-- Opening Marker --

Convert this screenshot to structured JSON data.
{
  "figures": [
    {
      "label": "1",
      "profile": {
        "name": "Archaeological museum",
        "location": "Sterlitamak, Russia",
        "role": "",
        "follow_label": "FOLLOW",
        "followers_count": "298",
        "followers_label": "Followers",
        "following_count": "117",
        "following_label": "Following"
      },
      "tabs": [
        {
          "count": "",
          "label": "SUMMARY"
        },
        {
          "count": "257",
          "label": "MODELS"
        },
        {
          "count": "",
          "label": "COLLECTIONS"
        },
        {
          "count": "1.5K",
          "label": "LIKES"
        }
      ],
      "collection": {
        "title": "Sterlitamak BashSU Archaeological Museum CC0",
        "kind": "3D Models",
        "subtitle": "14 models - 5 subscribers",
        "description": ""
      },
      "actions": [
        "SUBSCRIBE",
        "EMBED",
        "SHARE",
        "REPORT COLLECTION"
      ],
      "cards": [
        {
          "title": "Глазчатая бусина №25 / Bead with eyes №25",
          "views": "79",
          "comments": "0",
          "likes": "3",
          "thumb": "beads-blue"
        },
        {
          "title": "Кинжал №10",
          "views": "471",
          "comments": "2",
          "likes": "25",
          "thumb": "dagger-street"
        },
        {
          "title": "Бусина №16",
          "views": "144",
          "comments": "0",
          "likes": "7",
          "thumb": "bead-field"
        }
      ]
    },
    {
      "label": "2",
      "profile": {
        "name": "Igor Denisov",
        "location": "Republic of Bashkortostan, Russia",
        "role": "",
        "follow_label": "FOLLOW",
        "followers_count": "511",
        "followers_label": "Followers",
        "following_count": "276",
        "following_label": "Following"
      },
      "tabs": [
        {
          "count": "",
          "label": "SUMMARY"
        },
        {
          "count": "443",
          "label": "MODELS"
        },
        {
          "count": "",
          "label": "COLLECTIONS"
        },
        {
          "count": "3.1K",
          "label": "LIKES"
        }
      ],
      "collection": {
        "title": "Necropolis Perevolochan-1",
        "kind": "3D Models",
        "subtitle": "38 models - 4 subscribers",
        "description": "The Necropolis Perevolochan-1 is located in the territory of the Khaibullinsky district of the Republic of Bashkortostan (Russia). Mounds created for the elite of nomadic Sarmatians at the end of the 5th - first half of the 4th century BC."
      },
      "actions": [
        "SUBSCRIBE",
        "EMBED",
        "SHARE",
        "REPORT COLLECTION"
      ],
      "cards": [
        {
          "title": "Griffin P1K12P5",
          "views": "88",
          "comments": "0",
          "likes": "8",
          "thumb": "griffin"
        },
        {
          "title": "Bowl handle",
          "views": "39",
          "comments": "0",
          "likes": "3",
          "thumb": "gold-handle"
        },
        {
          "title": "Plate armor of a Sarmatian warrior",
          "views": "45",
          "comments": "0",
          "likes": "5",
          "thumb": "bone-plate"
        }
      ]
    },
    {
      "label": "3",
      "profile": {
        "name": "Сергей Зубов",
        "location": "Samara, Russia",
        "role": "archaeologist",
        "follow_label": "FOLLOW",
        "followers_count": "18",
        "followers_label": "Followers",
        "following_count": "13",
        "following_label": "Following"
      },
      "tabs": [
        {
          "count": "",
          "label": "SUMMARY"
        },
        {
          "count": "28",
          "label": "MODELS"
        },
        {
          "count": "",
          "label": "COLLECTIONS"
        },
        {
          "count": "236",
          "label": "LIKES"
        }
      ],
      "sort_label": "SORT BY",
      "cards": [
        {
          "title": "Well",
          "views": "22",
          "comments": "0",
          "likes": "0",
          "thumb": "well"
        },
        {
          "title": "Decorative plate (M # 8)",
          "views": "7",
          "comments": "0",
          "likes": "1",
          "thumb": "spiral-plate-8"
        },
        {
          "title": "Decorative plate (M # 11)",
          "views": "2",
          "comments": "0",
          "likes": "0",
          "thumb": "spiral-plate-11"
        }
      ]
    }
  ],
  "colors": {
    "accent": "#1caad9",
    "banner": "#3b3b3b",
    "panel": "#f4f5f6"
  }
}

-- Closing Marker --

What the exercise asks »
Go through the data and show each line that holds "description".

Answer section »
        "description": ""
        "description": "The Necropolis Perevolochan-1 is located in the territory of the Khaibullinsky district of the Republic of Bashkortostan (Russia). Mounds created for the elite of nomadic Sarmatians at the end of the 5th - first half of the 4th century BC."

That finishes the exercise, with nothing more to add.